As every gay New Yorker knows, each weekend the streets of lower Manhattan are flooded with LGBT teenagers escaping their often dangerous situations in northern New Jersey, where there is no safe place for them to be themselves. But finally, Newark is working on making things more welcoming at home.
For the past six months, city and school officials have been meeting with gay advocates from the Newark Pride Alliance to start an after-school program for Lesbian Gay Bisexual Transgender Questioning (LGBTQ) youths in the city. It would be the first center of its kind in Newark to deal with an often-ostracized population of young people. Booker mentioned the program in his State of the City speech, saying he would not tolerate harassment of city youth because of their sexual orientation. If everything works out, organizers said, the program will start out in a city school this fall and put Newark on the map with other cities that have been providing services for gay and lesbian youths for years.
“To put it simply, it’s been a long time coming,” said James Credle, executive director of the alliance. “Too many people treat them as less than human.” The program will be modeled after one run by the Hetrick-Martin Institute, a 30-year-old organization that serves LGBTQ youth in New York City.
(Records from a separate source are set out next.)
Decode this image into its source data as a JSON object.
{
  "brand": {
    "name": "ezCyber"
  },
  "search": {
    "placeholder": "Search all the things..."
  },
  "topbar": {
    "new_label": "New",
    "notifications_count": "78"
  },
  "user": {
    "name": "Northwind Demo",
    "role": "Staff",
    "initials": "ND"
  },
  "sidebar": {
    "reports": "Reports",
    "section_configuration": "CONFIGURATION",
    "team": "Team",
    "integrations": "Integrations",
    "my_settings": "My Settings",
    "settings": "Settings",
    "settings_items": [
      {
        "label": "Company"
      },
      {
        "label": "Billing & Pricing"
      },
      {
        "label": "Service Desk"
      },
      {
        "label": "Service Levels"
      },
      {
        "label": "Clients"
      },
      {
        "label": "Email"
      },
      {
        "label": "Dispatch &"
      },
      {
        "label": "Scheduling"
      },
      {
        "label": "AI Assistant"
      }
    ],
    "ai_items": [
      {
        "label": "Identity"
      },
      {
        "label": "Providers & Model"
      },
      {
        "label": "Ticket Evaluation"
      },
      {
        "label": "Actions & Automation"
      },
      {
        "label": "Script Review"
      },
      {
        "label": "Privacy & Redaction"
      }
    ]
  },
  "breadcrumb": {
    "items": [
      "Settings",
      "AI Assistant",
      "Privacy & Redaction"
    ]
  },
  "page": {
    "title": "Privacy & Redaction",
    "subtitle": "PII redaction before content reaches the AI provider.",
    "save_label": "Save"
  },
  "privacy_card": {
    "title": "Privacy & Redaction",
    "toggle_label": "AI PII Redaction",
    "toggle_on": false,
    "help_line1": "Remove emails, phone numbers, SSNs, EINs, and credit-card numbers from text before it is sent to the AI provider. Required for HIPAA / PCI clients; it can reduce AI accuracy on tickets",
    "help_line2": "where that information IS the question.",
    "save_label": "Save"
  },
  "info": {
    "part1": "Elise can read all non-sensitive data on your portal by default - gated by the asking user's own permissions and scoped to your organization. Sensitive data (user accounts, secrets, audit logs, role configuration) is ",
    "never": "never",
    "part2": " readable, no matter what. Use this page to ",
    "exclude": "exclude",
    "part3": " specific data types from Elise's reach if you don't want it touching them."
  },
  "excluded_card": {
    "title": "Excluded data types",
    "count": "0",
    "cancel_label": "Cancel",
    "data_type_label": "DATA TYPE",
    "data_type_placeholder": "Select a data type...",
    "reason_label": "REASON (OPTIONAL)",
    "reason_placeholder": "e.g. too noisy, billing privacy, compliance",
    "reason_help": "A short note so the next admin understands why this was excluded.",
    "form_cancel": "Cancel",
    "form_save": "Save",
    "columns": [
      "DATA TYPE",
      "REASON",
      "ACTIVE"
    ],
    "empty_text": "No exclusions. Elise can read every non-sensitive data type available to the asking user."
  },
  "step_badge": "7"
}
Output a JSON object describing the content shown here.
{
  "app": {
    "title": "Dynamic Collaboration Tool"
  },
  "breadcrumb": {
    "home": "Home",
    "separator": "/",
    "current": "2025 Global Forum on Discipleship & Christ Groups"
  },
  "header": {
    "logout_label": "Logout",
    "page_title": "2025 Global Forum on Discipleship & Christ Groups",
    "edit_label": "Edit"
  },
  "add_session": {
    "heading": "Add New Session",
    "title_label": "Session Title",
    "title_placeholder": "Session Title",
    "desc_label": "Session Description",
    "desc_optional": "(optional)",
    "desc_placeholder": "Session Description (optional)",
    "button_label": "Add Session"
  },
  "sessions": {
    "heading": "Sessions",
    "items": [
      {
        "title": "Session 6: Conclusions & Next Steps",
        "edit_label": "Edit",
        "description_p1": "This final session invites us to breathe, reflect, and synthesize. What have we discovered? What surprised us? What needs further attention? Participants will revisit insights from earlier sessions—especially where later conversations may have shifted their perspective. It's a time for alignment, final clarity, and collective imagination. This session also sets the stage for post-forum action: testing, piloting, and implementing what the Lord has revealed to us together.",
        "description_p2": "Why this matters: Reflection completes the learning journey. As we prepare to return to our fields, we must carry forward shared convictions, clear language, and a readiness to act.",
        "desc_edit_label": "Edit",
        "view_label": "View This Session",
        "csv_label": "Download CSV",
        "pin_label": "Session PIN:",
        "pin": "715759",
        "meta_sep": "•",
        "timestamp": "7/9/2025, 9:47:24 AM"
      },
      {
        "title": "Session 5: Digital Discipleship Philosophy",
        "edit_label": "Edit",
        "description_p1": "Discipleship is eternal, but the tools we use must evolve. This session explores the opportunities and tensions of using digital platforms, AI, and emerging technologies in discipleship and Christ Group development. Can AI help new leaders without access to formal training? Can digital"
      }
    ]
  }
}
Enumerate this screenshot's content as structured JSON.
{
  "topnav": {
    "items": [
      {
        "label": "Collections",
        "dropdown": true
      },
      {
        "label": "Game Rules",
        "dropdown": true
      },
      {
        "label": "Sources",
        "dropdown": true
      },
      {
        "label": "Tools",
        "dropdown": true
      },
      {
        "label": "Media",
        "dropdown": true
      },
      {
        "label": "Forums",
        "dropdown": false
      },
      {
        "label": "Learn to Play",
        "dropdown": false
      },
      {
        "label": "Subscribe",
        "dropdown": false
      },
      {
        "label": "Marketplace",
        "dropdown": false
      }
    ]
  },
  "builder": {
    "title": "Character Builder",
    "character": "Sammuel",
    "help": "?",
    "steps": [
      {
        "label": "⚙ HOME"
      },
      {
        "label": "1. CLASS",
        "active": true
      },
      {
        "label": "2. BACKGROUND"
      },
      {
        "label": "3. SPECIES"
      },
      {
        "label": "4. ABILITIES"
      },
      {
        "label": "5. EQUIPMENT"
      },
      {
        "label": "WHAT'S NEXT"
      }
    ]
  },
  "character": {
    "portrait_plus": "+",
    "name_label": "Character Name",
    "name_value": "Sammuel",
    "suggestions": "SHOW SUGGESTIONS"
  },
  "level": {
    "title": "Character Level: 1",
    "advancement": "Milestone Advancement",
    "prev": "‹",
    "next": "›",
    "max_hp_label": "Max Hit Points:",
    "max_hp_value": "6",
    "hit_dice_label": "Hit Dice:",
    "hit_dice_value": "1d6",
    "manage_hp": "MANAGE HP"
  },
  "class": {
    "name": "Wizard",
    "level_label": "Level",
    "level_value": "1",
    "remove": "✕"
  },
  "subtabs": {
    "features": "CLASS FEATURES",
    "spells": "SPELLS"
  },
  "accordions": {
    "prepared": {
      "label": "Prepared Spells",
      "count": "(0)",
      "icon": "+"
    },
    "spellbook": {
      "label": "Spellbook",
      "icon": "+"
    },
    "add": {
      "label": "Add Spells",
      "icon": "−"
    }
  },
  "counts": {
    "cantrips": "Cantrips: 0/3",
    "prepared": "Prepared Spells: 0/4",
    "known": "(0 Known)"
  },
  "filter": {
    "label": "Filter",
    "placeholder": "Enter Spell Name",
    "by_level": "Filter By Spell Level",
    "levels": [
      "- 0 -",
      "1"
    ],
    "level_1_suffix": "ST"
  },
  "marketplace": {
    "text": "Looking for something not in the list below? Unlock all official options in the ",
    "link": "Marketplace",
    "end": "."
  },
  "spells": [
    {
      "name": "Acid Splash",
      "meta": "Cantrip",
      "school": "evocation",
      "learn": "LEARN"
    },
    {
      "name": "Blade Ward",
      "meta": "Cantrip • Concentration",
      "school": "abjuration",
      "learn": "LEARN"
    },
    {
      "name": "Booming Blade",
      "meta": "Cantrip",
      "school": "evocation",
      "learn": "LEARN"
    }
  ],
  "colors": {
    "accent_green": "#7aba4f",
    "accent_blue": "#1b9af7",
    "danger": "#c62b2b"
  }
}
The institute deals with 1,000 youths a year from more than 200 ZIP codes in the metropolitan area and helps another 2,500 through outreach. Newark kids figure into that number, because they don’t have many options in New Jersey’s largest city.
Newark’s program will include social activities, HIV education, suicide prevention, and career counseling.